Several parks workers interviewed over the past week said they can understand that reasoning but are concerned by rumors that the investigation has stalled and may produce no indictments.
"Some of the guys think Delano will beat it (the investigation)," one employee said. "They think the investigation is so out of focus now that nothing is going to happen with it. If 80 people went before the grand jury, and they have nothing to show for it, what does that mean? Is the case that weak?"
The case is not weak, and there will be indictments, said G. Robert Langford, special agent in charge of the Buffalo FBI office.
"Absolutely, we have a strong case. As soon as the U.S. attorney's office gets through with it, there will be indictments," Langford said.
Langford said he could not comment when asked how many people would be indicted and whether Delano would be among them. He said his agency has focused its investigation on the misuse of city workers and materials, including more than 11 tons of missing swimming pool chlorine.
While declining to discuss indictments, Vacco said, "I will say that the community will get some answers on the management of the parks during the tenure of Robert Delano."
While waiting for those answers, Thompson, who retired in February from the Parks Department, is keeping busy.
He became a controversial figure in the Parks Department story last year when his longtime battle with Delano was spotlighted. Thompson revealed that when he criticized Delano publicly in a January 1986 television interview, Delano assigned him to chip ice and shovel snow. Thompson would report each morning to a locked building and wait outside in freezing weather for a parks worker to pick him up for his day's job assignment. At 71, Thompson was the oldest worker in the city department at the time.
A rock also was hurled through Thompson's home window after the TV interview.
"I still get people telling me they are proud to know me for standing up to that," Thompson said. "Whenever I see people, they still want to know what is happening with the parks case."
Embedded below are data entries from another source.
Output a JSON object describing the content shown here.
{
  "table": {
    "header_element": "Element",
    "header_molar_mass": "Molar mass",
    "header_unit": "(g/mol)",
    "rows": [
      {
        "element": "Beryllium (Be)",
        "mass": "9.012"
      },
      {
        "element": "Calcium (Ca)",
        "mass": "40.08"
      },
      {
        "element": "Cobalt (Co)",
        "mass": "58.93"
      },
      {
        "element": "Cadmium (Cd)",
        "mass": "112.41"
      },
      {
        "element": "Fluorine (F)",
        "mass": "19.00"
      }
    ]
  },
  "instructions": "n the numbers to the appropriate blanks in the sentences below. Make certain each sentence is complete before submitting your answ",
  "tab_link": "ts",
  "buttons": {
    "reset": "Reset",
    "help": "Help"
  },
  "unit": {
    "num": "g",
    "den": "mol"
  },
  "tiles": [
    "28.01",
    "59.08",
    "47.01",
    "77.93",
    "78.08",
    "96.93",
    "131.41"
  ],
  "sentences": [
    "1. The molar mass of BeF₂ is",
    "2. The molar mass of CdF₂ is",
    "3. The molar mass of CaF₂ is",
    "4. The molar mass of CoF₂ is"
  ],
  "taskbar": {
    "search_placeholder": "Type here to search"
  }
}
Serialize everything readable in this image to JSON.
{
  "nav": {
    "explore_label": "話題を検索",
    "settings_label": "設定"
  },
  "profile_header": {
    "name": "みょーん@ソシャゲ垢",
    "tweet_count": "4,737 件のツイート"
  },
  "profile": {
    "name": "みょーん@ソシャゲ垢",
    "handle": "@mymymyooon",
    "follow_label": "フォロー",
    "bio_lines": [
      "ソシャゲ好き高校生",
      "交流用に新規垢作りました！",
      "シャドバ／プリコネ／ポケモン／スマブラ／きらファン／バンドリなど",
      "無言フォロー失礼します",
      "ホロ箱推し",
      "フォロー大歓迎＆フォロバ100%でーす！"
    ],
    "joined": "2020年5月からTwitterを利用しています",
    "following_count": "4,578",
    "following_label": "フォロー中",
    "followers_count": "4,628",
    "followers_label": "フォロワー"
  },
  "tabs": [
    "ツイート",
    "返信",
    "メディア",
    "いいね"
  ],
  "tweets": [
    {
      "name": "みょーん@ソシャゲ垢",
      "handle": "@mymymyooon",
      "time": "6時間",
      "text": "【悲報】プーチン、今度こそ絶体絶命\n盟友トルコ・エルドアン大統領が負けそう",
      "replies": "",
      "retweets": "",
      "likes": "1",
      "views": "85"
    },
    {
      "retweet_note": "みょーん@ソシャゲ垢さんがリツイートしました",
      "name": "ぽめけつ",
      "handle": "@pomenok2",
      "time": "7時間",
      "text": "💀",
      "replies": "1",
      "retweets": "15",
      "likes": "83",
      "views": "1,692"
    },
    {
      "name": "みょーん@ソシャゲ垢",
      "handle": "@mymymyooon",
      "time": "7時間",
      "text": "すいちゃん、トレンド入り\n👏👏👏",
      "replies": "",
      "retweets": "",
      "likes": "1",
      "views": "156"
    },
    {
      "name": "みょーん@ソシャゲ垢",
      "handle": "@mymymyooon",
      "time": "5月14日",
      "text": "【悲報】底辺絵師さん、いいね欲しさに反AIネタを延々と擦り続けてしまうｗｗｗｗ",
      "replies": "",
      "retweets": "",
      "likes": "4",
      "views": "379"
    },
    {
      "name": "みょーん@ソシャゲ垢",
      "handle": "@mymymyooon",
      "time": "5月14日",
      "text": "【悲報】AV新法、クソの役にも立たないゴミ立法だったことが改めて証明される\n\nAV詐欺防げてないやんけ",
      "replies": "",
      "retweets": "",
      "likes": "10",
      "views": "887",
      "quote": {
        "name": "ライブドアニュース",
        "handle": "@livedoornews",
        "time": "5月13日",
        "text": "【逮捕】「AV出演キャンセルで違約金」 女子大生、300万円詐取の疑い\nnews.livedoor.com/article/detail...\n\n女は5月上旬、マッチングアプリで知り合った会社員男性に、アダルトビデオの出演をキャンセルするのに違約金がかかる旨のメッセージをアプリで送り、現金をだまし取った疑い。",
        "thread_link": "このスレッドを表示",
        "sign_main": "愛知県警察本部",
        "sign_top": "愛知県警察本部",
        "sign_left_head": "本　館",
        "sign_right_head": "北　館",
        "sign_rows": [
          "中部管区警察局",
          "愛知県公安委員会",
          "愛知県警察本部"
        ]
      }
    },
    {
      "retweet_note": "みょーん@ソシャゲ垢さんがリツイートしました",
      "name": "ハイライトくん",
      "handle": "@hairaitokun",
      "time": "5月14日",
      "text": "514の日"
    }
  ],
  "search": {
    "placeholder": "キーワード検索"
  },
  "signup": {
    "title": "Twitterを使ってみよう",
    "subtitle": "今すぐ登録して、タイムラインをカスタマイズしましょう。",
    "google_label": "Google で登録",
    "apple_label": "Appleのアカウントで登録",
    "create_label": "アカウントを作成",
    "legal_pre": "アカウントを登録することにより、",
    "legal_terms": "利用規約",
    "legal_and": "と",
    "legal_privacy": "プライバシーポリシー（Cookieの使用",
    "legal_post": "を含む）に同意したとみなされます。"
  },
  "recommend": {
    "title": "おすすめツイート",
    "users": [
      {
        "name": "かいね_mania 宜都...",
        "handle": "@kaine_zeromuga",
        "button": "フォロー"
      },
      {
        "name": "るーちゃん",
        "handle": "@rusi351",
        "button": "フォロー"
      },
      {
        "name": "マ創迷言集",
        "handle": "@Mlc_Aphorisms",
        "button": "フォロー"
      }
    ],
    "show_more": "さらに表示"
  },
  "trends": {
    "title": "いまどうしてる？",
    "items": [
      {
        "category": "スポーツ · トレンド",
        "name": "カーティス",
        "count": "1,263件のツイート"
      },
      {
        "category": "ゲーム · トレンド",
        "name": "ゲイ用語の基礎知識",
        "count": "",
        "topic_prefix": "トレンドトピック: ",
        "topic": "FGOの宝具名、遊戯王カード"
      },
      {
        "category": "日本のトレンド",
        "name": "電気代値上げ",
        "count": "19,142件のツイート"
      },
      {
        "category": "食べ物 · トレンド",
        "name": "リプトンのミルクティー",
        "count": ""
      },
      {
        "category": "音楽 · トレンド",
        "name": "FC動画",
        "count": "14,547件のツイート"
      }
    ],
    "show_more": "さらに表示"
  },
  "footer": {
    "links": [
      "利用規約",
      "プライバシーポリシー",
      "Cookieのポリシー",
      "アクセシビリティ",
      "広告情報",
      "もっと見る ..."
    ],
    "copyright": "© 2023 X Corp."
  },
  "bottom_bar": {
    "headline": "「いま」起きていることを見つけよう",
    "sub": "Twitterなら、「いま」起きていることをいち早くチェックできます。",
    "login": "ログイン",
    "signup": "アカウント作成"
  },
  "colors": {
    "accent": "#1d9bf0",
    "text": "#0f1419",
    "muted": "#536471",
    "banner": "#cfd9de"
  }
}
But he also received a harassing telephone call about the parks case Wednesday, Thompson said.
Working conditions at the Parks Department have improved markedly since Delano was ousted in favor of Buczkowski, according to Scardino. Labor-management meetings -- never held during Delano's tenure -- have been held with Buczkowski. Overtime work assignments -- dispensed politically under Delano -- are handed out to all workers on a rotating basis.
"These workers are better off with Stan Buczkowski as their boss," Scardino said. "They couldn't continue to work under conditions the way they were."
Buczkowski refused to comment in any way about changes in the department since his replacement of Delano. He also declined to discuss morale in the department.
"It's not for me to judge me or the department I run," he said. "Let others judge it."